**HOW TO COMPLETE THIS TASK**:
Search the data for "XTIUSD". Return each matching line.

━━━━━ SOURCE DATA

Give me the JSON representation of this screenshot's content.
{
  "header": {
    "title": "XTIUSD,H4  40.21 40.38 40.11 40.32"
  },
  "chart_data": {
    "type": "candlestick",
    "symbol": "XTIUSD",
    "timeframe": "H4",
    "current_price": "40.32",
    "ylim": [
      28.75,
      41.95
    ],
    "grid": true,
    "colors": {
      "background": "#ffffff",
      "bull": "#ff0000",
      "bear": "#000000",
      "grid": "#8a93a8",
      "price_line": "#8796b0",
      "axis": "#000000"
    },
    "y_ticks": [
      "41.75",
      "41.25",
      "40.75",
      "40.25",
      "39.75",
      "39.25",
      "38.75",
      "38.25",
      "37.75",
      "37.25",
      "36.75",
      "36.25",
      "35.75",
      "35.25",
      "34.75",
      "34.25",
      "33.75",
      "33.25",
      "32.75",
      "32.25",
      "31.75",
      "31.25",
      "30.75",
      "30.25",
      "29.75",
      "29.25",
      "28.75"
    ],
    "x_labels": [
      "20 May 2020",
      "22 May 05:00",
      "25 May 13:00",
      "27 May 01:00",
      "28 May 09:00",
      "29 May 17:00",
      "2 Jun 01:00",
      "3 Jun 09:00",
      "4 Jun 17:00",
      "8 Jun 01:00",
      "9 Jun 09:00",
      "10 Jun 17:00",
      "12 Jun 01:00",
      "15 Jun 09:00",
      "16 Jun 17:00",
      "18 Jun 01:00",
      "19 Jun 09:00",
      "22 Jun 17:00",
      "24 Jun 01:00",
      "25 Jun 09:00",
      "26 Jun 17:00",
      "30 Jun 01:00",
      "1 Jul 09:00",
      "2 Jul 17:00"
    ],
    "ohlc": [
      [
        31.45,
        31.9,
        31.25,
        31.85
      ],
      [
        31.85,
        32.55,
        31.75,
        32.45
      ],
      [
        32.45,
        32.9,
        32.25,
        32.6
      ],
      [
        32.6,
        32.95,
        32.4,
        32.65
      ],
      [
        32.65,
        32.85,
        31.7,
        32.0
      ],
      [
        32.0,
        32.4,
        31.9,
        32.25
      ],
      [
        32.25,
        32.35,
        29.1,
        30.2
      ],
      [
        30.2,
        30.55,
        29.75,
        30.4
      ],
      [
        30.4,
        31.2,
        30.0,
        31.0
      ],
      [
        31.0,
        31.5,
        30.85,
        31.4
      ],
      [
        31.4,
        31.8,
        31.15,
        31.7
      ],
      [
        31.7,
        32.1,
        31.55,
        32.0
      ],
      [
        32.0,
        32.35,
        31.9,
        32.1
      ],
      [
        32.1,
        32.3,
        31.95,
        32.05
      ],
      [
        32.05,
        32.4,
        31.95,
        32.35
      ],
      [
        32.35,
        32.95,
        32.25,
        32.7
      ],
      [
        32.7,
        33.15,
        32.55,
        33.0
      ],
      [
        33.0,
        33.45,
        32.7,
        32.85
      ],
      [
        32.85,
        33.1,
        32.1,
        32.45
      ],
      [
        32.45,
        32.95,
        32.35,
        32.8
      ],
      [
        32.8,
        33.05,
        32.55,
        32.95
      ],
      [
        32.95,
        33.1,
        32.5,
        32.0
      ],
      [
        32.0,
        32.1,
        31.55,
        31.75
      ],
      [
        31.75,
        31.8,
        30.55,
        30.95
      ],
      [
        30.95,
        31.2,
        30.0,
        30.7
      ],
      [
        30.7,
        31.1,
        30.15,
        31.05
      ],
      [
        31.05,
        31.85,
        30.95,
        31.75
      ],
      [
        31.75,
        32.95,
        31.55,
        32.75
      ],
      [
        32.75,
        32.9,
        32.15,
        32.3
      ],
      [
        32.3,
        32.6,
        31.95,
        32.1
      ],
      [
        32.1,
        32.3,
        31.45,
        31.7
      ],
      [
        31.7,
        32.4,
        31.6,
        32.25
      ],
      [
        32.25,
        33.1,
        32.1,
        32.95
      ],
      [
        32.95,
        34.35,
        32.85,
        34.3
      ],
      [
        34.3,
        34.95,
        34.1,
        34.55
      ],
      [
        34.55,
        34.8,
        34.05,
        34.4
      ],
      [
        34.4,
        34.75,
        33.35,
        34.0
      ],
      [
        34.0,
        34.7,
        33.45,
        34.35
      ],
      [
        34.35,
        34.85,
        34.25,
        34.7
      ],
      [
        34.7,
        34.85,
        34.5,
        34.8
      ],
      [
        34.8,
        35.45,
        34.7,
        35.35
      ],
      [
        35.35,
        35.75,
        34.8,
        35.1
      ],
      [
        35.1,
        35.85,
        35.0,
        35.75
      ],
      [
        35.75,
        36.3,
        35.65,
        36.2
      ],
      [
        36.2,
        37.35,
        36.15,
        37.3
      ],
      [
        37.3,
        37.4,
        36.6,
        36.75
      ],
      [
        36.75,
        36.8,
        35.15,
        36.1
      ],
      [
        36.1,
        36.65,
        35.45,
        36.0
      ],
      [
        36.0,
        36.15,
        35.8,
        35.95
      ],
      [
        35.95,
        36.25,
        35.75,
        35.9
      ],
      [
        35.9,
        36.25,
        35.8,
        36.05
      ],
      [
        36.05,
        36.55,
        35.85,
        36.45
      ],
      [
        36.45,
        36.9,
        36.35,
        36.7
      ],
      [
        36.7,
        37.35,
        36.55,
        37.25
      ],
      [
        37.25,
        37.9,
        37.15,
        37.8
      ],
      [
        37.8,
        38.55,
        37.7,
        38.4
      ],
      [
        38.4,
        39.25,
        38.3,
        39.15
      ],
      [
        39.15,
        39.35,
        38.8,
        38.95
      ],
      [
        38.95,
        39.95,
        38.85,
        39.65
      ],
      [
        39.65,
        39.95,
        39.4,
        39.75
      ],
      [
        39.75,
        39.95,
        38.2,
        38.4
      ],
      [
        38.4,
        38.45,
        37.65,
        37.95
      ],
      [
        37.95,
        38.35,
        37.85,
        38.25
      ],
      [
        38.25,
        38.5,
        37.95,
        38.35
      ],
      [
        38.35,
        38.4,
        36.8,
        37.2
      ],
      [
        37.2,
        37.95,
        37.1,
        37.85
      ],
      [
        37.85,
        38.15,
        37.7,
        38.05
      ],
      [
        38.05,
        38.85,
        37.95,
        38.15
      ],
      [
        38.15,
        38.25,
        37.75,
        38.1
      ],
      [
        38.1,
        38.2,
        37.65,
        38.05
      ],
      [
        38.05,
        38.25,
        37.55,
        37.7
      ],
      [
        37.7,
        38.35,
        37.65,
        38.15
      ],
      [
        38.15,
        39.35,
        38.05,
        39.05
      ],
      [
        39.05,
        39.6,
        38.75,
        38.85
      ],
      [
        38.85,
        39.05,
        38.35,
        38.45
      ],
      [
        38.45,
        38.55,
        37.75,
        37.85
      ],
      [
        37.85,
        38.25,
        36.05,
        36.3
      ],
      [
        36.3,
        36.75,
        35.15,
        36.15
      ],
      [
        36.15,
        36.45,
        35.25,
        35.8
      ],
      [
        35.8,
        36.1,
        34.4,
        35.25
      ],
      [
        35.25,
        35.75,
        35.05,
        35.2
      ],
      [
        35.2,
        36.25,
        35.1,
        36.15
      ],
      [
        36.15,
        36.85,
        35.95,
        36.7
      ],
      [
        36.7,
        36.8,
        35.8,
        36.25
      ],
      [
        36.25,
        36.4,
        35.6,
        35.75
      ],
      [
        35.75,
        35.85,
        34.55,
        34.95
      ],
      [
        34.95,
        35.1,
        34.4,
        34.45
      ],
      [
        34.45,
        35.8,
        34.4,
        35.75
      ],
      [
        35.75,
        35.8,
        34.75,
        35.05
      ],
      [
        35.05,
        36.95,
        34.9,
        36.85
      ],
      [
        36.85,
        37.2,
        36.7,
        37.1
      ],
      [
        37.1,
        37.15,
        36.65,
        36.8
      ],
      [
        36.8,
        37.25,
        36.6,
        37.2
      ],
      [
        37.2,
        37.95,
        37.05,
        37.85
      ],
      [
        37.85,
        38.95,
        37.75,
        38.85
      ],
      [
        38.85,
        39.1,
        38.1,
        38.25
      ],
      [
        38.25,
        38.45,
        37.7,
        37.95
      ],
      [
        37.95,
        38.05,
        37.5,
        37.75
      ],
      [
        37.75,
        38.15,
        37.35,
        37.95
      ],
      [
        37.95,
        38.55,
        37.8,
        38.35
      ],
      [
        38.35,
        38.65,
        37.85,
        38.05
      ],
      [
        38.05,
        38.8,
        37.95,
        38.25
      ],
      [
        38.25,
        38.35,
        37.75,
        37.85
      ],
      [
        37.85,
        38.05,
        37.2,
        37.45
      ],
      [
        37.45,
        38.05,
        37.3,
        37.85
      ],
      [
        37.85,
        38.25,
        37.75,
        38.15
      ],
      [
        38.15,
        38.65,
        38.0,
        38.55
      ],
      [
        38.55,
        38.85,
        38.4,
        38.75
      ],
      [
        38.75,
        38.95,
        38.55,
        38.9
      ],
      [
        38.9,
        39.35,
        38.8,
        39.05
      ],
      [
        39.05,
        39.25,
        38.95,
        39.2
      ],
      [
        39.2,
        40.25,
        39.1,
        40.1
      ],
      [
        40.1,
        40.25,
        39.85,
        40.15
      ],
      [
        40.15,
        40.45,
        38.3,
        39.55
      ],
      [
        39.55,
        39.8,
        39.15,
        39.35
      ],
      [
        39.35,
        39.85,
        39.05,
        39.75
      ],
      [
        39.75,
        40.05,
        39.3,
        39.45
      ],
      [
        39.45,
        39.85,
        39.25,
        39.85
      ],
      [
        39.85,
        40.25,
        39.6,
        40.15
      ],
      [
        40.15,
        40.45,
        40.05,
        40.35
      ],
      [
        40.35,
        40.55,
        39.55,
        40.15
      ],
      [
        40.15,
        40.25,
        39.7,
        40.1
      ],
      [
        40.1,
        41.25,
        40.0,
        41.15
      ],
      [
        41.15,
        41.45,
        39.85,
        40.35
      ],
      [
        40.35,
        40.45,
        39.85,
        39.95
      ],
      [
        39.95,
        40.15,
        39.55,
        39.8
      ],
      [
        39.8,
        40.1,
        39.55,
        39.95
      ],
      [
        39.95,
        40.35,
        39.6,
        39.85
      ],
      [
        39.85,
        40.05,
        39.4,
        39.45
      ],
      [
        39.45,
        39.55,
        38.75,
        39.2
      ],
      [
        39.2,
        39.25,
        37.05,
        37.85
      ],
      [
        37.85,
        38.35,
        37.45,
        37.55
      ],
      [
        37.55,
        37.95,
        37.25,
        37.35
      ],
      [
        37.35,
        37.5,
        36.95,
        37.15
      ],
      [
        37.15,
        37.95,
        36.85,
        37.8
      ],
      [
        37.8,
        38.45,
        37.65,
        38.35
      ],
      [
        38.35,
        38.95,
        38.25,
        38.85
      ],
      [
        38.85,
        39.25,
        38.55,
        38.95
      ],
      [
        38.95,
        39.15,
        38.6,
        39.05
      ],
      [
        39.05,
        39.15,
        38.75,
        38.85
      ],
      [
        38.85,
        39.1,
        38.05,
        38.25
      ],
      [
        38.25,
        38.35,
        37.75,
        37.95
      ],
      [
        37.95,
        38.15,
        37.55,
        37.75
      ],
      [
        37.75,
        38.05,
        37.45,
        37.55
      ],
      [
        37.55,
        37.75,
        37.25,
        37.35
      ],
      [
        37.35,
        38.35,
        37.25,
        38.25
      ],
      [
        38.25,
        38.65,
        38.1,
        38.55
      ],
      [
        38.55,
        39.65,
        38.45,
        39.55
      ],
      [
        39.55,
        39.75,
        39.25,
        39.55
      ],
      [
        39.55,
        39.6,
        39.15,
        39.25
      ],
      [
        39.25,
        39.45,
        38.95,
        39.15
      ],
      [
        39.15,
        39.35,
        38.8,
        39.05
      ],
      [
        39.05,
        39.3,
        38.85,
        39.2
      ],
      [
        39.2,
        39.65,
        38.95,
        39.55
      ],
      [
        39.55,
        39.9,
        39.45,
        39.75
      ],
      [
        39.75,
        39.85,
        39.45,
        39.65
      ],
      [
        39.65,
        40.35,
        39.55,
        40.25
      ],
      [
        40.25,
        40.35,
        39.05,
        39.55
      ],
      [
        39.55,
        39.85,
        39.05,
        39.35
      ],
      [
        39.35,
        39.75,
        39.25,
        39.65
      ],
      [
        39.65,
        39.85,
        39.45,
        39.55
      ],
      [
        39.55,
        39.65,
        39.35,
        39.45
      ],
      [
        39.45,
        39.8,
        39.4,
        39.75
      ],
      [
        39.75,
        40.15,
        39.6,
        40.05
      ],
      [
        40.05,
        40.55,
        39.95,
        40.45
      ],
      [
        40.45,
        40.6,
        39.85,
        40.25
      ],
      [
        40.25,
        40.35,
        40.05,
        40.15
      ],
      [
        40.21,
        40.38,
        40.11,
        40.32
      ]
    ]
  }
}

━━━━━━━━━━

**ANSWER TO THE EXERCISE**:
    "title": "XTIUSD,H4  40.21 40.38 40.11 40.32"
    "symbol": "XTIUSD",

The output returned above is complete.